There was a palpable air of anticipation coming from many directions at once at the Paramount Theatre’s 2017 SXSW Film Festival screening of The Disaster Artist. James Franco had written, directed and starred in the adaptation of Greg Sestero and Tom Bissell’s book of the same name about the bizarre story behind the hilarious accidental midnight sensation The Room. Franco was there alongside producer and co-star Seth Rogen and Franco’s brother Dave, who plays The Room co-star Sestero.
But there was another celebrity unique to the setting — a sunglasses-clad Tommy Wiseau, the mysterious modern-day Ed Wood who wrote and directed what has been called “the worst movie of all time,” and whom The Room has since turned into a cult sensation.
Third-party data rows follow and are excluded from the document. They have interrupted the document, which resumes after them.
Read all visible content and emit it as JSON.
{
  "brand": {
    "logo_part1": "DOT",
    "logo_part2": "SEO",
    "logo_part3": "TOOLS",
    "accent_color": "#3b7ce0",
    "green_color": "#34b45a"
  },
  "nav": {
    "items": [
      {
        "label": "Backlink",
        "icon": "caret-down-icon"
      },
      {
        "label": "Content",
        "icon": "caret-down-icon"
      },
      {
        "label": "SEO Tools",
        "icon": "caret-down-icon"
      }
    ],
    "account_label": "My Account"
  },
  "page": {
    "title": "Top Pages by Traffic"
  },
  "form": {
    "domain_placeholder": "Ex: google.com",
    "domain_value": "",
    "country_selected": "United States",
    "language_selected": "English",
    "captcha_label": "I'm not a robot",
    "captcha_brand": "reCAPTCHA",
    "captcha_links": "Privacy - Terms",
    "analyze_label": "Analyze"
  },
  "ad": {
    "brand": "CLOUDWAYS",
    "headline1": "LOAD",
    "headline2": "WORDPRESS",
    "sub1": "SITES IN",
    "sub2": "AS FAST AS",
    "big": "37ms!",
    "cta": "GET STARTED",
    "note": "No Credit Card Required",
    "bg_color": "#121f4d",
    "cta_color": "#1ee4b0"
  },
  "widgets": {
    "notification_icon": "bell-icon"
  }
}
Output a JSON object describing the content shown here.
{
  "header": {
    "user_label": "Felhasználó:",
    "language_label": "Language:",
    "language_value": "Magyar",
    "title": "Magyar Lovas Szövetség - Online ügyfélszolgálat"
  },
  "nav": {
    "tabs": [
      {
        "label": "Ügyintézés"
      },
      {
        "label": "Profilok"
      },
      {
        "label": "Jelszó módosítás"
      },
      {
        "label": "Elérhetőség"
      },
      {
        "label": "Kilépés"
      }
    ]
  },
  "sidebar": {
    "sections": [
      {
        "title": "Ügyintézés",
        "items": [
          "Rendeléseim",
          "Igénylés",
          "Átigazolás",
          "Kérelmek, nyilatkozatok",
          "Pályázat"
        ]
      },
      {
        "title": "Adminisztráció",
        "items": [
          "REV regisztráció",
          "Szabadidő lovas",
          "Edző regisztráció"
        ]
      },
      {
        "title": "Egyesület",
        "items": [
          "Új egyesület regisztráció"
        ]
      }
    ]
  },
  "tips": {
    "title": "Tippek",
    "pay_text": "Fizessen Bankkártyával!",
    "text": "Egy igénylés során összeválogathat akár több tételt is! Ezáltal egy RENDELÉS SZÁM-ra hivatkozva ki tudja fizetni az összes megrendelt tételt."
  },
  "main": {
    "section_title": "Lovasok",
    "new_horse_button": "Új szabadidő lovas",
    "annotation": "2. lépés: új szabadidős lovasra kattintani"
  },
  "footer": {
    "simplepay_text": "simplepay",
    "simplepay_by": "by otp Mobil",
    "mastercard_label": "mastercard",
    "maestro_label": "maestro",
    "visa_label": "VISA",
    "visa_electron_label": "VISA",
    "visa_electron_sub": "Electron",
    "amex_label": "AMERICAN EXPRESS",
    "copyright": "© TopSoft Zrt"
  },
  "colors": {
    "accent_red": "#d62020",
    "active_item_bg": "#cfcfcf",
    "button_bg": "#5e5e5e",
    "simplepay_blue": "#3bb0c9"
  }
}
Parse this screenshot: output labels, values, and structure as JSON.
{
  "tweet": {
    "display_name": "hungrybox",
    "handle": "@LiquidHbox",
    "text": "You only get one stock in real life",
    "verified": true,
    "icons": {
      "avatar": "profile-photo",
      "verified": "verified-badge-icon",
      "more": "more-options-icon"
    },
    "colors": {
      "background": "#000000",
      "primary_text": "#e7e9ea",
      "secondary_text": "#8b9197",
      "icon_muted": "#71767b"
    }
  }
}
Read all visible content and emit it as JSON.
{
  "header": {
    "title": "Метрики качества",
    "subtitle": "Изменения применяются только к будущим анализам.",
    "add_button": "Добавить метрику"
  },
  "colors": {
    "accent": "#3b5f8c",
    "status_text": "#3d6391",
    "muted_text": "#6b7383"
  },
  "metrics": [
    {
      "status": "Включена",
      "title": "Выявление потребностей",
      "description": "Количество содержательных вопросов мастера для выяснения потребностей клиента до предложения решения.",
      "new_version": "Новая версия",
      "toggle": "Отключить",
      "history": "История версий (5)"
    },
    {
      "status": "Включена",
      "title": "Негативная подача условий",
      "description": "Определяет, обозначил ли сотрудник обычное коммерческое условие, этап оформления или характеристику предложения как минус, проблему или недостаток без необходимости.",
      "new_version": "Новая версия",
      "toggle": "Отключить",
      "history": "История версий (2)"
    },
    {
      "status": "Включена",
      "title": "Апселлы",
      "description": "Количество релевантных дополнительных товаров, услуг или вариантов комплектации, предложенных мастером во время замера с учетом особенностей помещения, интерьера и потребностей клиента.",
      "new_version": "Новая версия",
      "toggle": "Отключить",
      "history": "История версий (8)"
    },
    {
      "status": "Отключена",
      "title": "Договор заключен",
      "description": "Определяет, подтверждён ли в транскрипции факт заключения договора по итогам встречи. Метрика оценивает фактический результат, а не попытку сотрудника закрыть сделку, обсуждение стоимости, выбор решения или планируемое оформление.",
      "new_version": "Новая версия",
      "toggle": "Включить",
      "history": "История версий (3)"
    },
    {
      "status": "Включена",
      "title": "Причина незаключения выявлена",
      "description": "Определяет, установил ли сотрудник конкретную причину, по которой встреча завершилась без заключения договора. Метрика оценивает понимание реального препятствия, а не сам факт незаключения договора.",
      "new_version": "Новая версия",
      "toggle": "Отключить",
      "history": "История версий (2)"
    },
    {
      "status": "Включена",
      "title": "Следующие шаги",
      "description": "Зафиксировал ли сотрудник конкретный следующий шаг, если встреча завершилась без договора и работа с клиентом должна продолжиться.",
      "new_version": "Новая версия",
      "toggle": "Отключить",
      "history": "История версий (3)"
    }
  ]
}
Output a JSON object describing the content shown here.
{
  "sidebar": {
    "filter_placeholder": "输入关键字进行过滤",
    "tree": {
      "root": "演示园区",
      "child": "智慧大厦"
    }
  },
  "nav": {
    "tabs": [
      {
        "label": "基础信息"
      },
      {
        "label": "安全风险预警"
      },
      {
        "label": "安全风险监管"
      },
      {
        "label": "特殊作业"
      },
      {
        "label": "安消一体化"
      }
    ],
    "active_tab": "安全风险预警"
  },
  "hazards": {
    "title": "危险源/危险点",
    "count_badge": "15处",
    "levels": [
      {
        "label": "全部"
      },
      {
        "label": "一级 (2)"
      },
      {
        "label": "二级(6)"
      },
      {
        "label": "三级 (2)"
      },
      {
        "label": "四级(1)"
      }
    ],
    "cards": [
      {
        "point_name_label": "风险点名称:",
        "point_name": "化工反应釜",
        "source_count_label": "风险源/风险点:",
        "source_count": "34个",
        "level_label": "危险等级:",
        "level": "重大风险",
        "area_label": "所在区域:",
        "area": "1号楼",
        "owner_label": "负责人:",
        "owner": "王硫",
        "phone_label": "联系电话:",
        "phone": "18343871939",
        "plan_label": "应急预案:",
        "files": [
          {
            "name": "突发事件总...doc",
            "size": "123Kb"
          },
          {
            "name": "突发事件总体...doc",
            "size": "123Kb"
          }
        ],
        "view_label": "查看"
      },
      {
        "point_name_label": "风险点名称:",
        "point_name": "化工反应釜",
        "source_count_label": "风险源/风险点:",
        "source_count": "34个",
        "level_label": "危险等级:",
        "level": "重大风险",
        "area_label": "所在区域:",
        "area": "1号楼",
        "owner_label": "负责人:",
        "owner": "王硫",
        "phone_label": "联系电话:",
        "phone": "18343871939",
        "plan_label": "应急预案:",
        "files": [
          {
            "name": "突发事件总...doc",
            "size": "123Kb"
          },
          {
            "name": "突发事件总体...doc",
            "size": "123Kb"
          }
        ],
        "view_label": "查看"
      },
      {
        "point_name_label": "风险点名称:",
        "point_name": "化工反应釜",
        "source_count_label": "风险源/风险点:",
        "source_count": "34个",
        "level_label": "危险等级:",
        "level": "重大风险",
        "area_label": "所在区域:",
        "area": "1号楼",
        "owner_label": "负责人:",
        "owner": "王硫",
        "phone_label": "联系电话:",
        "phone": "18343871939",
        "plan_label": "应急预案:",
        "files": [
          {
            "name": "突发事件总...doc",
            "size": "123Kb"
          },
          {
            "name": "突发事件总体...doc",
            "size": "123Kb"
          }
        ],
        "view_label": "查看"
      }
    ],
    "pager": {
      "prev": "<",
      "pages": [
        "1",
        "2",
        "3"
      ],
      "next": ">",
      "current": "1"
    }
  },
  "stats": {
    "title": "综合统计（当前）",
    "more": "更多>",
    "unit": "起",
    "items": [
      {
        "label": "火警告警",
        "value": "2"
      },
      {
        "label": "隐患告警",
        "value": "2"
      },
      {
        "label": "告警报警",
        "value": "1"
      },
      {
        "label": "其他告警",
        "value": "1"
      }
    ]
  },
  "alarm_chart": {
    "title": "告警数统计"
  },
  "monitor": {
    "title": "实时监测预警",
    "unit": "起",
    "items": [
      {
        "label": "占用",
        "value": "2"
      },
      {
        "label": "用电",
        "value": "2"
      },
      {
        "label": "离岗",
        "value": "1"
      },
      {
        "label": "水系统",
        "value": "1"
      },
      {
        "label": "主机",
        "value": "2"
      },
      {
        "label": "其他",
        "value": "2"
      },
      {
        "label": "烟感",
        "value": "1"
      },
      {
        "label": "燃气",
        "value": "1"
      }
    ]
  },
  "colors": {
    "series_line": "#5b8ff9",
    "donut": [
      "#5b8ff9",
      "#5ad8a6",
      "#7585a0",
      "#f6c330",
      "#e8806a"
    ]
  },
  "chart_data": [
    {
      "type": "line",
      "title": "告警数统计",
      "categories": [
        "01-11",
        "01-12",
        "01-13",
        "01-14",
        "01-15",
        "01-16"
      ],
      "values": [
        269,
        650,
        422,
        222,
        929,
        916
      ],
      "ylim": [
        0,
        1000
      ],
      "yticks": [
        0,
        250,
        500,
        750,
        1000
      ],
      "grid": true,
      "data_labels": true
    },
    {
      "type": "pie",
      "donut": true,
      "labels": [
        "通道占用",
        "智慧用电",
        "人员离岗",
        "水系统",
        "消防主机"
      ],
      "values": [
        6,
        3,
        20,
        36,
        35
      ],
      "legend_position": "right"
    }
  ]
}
After The Disaster Artist — in which James Franco plays Wiseau with a remarkable penchant for the peculiar auteur’s ambiguous European accent — a straight-faced Wiseau joined the cast and crew onstage, and the roar of approval was worthy of a rock concert.
Despite all that enthusiasm, however, the movie’s future was uncertain beyond that night. Franco had been quietly building out his résumé as a filmmaker for years with more experimental efforts, but The Disaster Artist marked his most accessible movie to date, and Warner Bros. division New Line had plans to distribute it. However, as the premiere date loomed, it became clear that the idiosyncratic story required a careful marketing plan that tapped into the existing fandom for The Room, and a big studio seemed ill-equipped to do that. So The Disaster Artist quietly went on the market at SXSW, and buyers swarmed the Paramount alongside fans to see what was billed as a “Work-in-Progress.” Eventually, The Disaster Artist landed with A24, which slotted the movie in a prime December release spot.
A holiday season opening may have been the best fate it could ask for. The Disaster Artist is the ultimate feel-good movie about bad art, one that liberates Wiseau’s campy accomplishment from the insular world of late-night rituals to celebrate his commitment to realizing his vision against impossible odds.